§ Activity
Count, in the listing that follows, every line containing the word "username". Give the number by itself.

Extracted information section start

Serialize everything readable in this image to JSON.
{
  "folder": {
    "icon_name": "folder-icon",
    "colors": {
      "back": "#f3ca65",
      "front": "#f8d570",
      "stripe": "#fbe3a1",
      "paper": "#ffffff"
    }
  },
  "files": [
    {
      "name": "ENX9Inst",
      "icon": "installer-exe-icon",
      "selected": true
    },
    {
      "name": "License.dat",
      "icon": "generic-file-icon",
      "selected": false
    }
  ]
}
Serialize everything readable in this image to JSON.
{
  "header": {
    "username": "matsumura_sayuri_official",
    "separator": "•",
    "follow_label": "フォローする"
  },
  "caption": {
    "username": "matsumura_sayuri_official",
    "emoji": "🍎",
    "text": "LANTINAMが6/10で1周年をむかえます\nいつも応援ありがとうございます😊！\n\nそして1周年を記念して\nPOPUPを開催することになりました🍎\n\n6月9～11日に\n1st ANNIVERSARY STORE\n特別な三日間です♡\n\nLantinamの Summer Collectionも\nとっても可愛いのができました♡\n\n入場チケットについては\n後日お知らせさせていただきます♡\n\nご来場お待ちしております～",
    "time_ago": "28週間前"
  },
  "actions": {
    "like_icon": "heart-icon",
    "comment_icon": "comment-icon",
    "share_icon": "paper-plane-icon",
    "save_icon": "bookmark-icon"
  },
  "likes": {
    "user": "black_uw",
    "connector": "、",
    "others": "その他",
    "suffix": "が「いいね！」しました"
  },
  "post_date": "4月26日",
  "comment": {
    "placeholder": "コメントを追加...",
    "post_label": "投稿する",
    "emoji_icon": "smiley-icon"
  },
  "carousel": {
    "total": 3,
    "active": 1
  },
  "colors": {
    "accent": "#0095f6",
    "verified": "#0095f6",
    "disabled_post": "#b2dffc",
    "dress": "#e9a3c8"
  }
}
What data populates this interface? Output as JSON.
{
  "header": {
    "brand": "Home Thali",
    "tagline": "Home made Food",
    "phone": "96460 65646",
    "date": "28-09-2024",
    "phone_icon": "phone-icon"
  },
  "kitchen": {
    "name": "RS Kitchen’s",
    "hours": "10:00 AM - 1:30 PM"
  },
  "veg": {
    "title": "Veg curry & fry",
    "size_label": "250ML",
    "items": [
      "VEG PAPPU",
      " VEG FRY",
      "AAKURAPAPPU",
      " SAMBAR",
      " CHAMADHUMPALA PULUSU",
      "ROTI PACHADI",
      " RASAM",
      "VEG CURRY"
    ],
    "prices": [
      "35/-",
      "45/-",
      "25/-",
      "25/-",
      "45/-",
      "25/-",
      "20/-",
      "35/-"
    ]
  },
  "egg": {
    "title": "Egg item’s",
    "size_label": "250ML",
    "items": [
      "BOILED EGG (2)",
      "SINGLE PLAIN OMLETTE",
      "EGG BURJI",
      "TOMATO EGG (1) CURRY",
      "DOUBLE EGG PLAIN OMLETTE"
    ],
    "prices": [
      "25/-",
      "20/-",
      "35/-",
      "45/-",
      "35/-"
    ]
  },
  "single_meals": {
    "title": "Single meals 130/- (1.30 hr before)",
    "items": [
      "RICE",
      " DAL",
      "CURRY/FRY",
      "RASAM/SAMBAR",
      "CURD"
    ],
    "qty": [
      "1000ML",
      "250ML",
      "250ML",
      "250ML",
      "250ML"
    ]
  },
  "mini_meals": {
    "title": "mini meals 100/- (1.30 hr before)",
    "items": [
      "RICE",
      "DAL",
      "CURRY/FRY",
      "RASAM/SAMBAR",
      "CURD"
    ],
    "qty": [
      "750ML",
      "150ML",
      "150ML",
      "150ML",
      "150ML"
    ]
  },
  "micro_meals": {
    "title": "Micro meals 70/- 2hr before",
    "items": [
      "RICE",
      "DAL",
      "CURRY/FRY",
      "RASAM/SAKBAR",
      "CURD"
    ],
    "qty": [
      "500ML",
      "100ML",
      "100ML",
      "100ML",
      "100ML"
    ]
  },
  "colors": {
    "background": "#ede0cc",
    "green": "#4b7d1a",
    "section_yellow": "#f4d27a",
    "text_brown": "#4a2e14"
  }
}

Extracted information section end
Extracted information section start

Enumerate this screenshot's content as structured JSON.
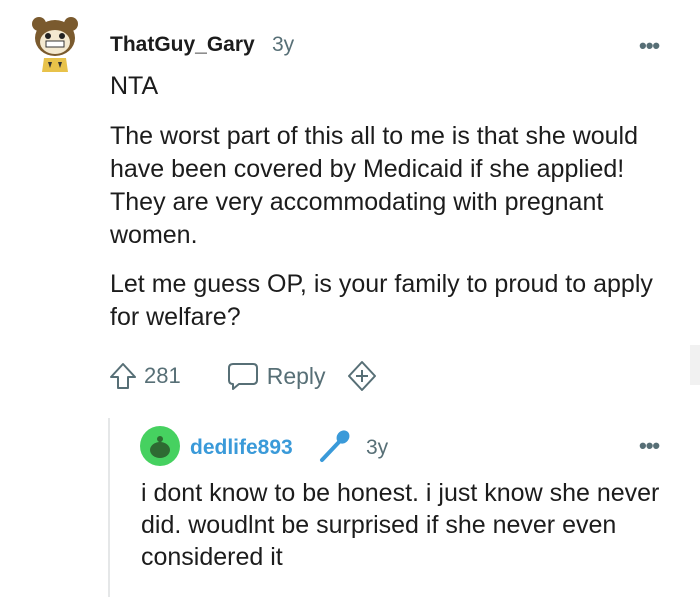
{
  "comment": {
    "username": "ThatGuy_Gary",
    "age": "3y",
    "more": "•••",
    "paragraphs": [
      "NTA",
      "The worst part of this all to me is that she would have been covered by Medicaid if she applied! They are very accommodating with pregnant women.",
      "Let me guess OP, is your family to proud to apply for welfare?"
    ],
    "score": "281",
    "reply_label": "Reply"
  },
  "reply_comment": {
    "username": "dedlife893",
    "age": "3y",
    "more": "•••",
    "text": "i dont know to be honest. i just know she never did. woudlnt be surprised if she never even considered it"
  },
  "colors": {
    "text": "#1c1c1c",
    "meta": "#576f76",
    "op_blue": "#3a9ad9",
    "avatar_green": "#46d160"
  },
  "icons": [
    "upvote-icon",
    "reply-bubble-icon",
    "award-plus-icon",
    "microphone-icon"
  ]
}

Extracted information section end

§ Expected output
4